Start of SOURCE MATERIAL

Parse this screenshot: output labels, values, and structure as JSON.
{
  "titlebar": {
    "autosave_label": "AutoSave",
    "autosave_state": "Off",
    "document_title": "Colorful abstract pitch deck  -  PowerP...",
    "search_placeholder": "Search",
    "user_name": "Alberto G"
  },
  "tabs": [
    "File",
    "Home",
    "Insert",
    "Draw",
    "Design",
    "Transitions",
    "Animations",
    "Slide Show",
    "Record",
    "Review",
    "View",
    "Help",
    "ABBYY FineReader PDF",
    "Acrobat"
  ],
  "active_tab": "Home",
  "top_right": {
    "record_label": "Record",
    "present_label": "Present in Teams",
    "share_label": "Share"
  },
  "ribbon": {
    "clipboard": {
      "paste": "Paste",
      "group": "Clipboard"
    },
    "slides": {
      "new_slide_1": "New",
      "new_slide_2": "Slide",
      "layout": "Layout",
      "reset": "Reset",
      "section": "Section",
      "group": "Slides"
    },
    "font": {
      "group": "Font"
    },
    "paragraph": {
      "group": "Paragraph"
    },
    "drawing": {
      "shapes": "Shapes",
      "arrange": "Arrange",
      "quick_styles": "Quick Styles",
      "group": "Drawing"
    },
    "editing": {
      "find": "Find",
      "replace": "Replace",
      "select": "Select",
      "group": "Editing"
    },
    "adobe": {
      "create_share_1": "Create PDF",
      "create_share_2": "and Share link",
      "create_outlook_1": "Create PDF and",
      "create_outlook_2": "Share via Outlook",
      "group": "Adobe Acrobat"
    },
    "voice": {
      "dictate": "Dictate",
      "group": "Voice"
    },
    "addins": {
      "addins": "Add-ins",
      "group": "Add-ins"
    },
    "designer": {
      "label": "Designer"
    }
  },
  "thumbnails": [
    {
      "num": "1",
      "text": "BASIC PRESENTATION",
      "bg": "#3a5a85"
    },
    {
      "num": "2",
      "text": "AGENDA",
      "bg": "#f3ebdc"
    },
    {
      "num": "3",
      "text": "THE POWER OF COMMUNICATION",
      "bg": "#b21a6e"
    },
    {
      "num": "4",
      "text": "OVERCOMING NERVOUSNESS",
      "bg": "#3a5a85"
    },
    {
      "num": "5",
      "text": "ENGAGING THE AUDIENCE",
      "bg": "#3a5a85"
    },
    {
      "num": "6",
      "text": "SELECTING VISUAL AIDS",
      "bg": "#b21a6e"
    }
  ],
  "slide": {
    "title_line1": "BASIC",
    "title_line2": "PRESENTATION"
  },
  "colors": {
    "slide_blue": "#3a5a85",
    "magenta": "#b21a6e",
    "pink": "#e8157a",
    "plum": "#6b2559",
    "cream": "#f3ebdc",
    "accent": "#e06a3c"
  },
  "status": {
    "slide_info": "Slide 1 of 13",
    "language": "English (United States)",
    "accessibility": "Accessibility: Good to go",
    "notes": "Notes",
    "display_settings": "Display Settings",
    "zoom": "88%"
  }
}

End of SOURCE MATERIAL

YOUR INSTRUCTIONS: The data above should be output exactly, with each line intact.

RESPONSE TO THE TASK:
Parse this screenshot: output labels, values, and structure as JSON.
{
  "titlebar": {
    "autosave_label": "AutoSave",
    "autosave_state": "Off",
    "document_title": "Colorful abstract pitch deck  -  PowerP...",
    "search_placeholder": "Search",
    "user_name": "Alberto G"
  },
  "tabs": [
    "File",
    "Home",
    "Insert",
    "Draw",
    "Design",
    "Transitions",
    "Animations",
    "Slide Show",
    "Record",
    "Review",
    "View",
    "Help",
    "ABBYY FineReader PDF",
    "Acrobat"
  ],
  "active_tab": "Home",
  "top_right": {
    "record_label": "Record",
    "present_label": "Present in Teams",
    "share_label": "Share"
  },
  "ribbon": {
    "clipboard": {
      "paste": "Paste",
      "group": "Clipboard"
    },
    "slides": {
      "new_slide_1": "New",
      "new_slide_2": "Slide",
      "layout": "Layout",
      "reset": "Reset",
      "section": "Section",
      "group": "Slides"
    },
    "font": {
      "group": "Font"
    },
    "paragraph": {
      "group": "Paragraph"
    },
    "drawing": {
      "shapes": "Shapes",
      "arrange": "Arrange",
      "quick_styles": "Quick Styles",
      "group": "Drawing"
    },
    "editing": {
      "find": "Find",
      "replace": "Replace",
      "select": "Select",
      "group": "Editing"
    },
    "adobe": {
      "create_share_1": "Create PDF",
      "create_share_2": "and Share link",
      "create_outlook_1": "Create PDF and",
      "create_outlook_2": "Share via Outlook",
      "group": "Adobe Acrobat"
    },
    "voice": {
      "dictate": "Dictate",
      "group": "Voice"
    },
    "addins": {
      "addins": "Add-ins",
      "group": "Add-ins"
    },
    "designer": {
      "label": "Designer"
    }
  },
  "thumbnails": [
    {
      "num": "1",
      "text": "BASIC PRESENTATION",
      "bg": "#3a5a85"
    },
    {
      "num": "2",
      "text": "AGENDA",
      "bg": "#f3ebdc"
    },
    {
      "num": "3",
      "text": "THE POWER OF COMMUNICATION",
      "bg": "#b21a6e"
    },
    {
      "num": "4",
      "text": "OVERCOMING NERVOUSNESS",
      "bg": "#3a5a85"
    },
    {
      "num": "5",
      "text": "ENGAGING THE AUDIENCE",
      "bg": "#3a5a85"
    },
    {
      "num": "6",
      "text": "SELECTING VISUAL AIDS",
      "bg": "#b21a6e"
    }
  ],
  "slide": {
    "title_line1": "BASIC",
    "title_line2": "PRESENTATION"
  },
  "colors": {
    "slide_blue": "#3a5a85",
    "magenta": "#b21a6e",
    "pink": "#e8157a",
    "plum": "#6b2559",
    "cream": "#f3ebdc",
    "accent": "#e06a3c"
  },
  "status": {
    "slide_info": "Slide 1 of 13",
    "language": "English (United States)",
    "accessibility": "Accessibility: Good to go",
    "notes": "Notes",
    "display_settings": "Display Settings",
    "zoom": "88%"
  }
}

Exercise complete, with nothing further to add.